(Data records for software interfaces)
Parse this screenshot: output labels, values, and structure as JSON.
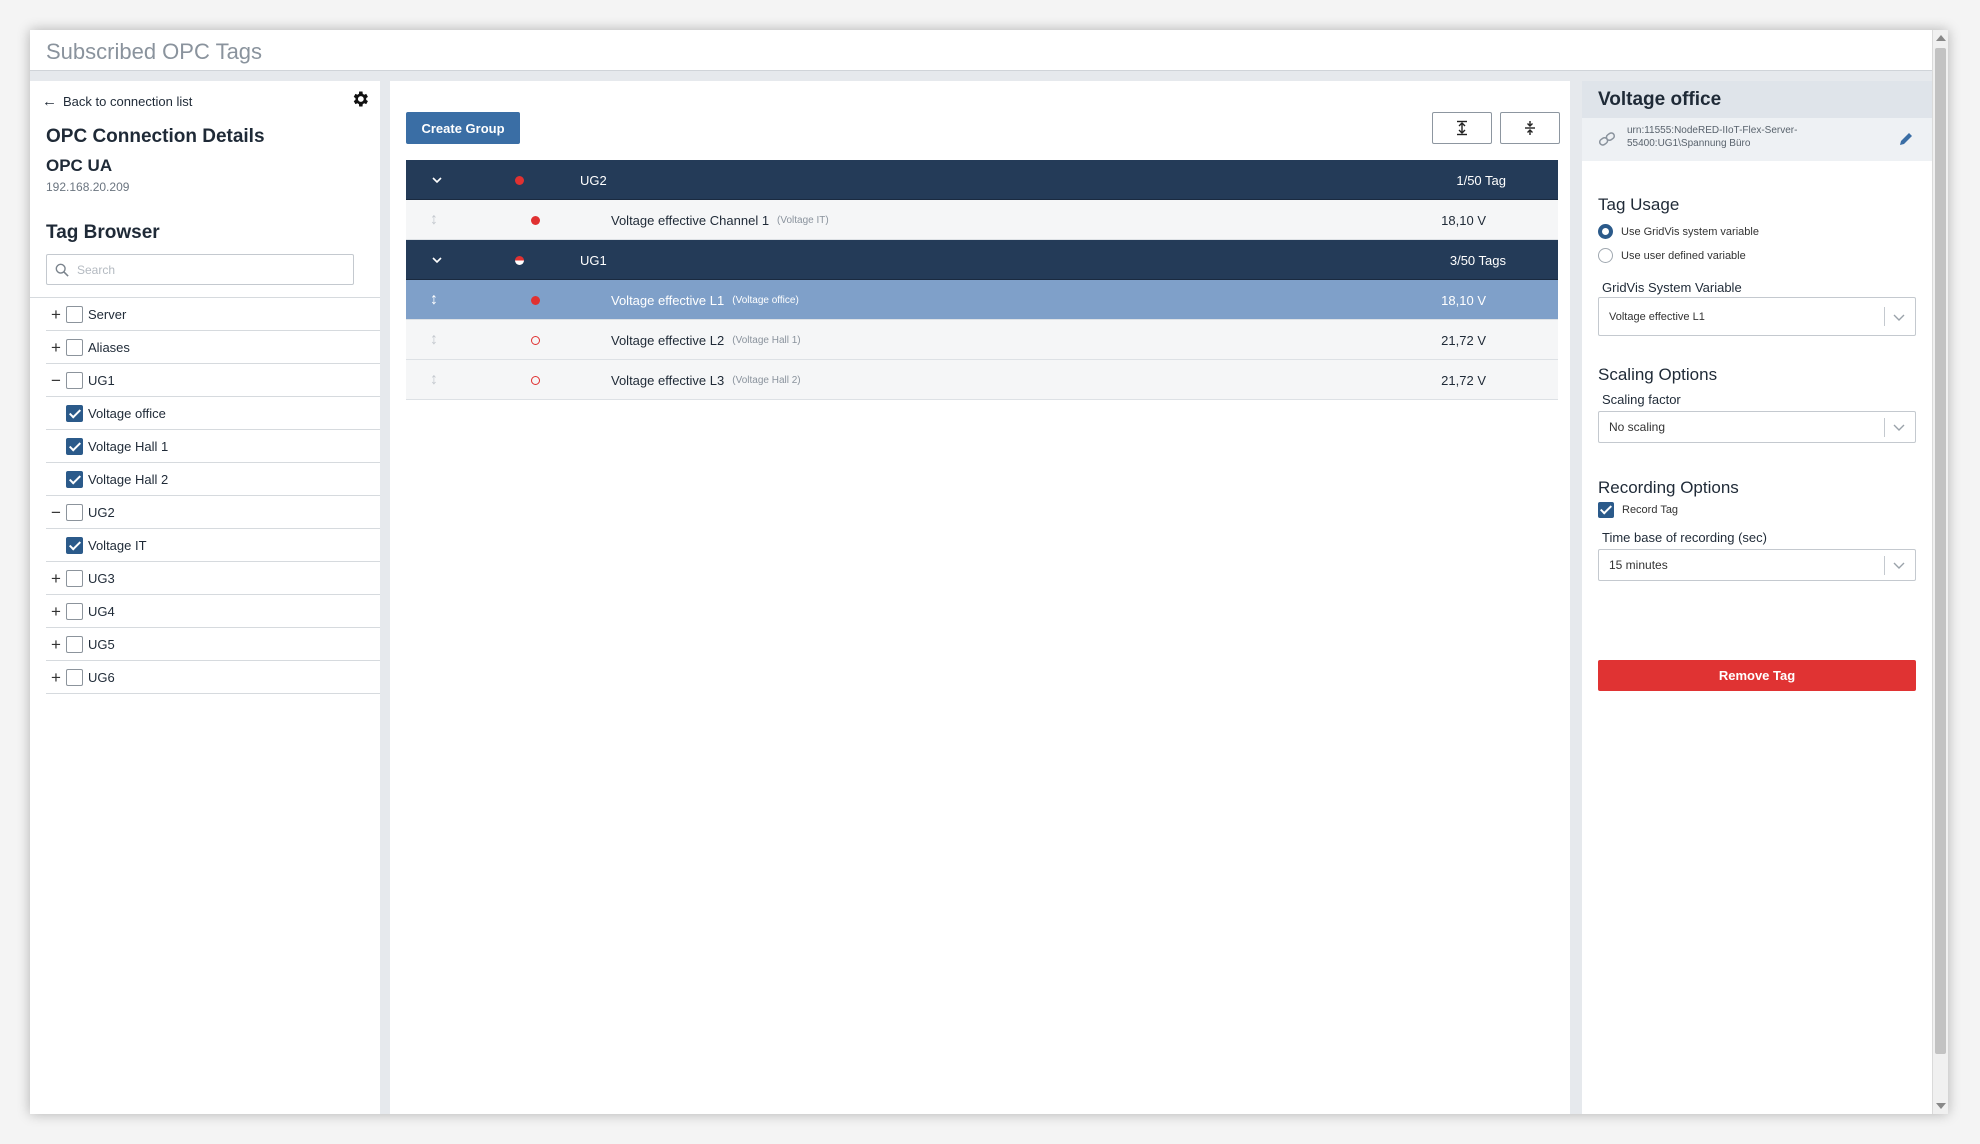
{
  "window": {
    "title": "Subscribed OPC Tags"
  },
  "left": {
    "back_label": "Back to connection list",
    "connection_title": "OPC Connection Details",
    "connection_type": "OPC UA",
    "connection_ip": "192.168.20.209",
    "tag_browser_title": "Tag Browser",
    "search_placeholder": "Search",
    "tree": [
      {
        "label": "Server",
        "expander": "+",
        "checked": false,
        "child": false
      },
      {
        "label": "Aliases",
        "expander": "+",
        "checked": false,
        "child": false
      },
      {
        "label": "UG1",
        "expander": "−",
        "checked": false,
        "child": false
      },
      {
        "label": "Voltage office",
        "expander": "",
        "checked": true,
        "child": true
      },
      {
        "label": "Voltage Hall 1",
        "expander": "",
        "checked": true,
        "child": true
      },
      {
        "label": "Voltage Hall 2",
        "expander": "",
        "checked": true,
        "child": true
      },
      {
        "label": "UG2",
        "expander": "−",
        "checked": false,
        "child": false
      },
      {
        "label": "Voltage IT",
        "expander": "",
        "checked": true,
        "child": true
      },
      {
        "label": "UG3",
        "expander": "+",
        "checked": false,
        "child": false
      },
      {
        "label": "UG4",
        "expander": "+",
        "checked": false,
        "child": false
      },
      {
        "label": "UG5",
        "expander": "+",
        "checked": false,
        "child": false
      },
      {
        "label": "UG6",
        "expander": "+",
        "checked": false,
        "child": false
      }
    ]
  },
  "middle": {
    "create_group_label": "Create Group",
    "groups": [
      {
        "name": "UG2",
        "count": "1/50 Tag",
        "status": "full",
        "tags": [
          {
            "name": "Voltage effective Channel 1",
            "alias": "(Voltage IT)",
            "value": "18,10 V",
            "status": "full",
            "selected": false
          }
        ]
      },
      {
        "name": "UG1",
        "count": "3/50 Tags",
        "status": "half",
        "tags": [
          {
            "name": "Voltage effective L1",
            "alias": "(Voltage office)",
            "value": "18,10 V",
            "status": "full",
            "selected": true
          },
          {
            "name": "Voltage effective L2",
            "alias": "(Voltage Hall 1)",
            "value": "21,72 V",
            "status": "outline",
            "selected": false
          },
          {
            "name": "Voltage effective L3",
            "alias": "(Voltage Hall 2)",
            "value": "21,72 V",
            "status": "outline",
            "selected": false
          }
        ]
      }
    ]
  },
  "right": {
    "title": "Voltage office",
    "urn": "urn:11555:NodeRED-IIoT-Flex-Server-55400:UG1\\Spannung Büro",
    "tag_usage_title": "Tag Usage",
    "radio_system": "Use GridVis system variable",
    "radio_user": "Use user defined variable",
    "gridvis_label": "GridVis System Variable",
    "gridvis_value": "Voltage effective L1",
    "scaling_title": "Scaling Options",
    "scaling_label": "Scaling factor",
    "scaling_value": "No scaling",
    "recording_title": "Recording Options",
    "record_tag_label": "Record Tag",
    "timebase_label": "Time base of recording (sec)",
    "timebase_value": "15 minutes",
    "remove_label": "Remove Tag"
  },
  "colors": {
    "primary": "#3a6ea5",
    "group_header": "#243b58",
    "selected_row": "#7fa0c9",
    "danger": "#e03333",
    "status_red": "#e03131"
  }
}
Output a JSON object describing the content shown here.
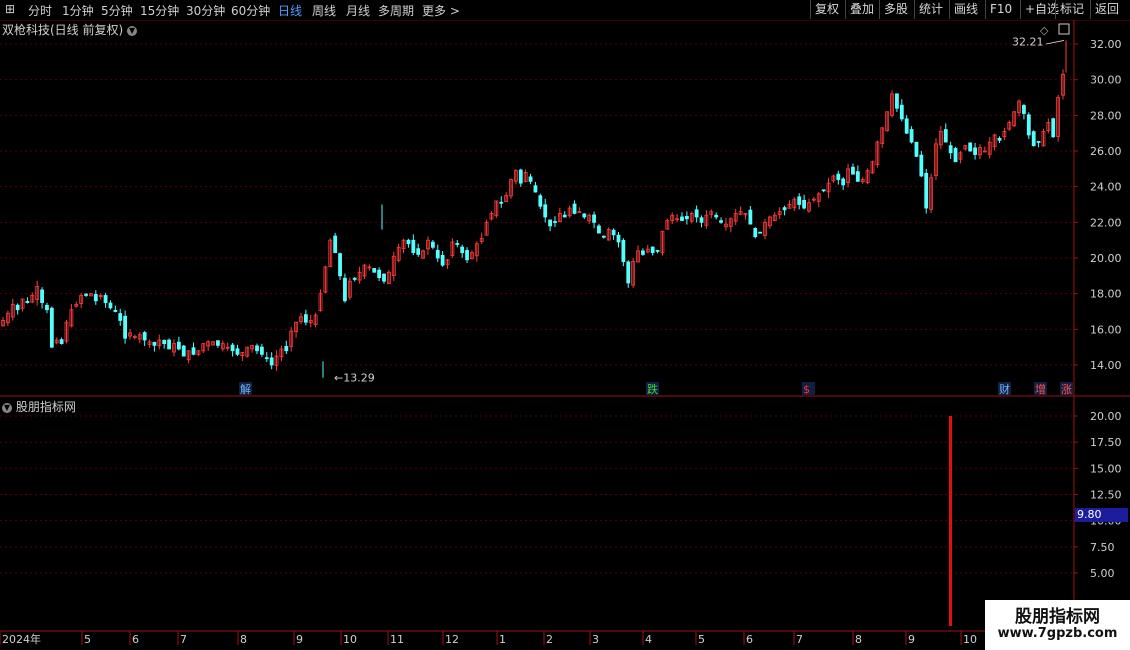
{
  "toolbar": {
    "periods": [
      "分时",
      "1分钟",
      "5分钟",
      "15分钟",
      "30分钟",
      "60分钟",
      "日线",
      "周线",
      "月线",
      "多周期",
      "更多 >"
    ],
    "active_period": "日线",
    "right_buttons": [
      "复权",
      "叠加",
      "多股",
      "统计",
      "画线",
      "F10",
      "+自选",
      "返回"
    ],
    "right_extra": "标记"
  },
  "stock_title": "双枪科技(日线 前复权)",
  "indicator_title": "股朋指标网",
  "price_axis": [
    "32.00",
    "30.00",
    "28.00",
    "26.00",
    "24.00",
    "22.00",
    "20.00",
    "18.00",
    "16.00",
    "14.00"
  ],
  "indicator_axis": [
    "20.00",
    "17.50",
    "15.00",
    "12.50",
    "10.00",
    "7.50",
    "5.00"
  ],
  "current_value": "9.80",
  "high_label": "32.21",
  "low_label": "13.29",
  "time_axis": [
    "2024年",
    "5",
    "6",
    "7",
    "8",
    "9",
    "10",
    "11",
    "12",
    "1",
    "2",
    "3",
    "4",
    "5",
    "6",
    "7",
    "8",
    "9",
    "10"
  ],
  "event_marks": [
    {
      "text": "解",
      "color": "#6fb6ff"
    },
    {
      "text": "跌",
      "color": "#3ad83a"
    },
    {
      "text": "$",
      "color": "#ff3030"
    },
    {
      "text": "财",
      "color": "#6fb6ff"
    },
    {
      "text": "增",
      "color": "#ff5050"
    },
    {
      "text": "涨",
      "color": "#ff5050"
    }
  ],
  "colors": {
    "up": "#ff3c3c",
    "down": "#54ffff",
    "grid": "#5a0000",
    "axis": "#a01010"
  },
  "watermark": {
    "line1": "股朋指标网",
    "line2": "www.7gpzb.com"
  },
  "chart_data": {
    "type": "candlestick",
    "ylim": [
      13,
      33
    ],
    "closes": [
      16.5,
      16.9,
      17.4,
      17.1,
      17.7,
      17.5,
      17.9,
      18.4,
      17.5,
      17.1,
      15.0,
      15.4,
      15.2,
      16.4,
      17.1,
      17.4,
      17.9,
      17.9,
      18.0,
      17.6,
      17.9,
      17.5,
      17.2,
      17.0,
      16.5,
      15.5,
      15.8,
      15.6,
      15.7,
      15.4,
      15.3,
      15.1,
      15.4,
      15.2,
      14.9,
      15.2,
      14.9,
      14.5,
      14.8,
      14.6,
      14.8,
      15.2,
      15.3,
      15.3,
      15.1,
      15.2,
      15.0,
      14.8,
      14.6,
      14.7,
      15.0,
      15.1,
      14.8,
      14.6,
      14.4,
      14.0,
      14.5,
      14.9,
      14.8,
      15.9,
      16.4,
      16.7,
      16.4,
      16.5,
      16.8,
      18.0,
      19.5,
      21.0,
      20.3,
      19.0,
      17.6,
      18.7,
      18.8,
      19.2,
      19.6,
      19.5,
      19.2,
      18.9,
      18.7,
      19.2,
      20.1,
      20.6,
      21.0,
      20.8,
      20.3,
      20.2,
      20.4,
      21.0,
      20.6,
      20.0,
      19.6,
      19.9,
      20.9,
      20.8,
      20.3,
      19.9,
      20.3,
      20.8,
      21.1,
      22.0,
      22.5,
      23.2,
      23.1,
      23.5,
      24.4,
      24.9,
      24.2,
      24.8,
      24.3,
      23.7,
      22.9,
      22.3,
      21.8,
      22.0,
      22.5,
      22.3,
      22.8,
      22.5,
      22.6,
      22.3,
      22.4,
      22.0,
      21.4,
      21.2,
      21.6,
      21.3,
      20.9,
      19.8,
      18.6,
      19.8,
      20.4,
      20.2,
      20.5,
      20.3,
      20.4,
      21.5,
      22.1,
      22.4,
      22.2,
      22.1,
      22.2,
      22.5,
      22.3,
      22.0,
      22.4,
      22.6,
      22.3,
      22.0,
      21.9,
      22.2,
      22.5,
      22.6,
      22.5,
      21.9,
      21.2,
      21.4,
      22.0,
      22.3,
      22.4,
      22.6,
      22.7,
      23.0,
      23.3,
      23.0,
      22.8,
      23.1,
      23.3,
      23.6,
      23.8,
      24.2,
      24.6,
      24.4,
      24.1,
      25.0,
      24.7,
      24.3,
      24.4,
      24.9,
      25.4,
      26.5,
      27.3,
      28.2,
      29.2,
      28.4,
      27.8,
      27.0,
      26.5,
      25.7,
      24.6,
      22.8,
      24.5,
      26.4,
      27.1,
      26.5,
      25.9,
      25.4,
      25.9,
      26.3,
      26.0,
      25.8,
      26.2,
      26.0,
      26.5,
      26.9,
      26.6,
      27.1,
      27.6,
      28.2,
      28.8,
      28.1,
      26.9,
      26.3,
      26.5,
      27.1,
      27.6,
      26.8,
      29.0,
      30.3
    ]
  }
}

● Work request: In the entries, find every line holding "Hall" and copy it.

● Answer:
        "label": "Voltage Hall 1",
        "label": "Voltage Hall 2",
            "alias": "(Voltage Hall 1)",
            "alias": "(Voltage Hall 2)",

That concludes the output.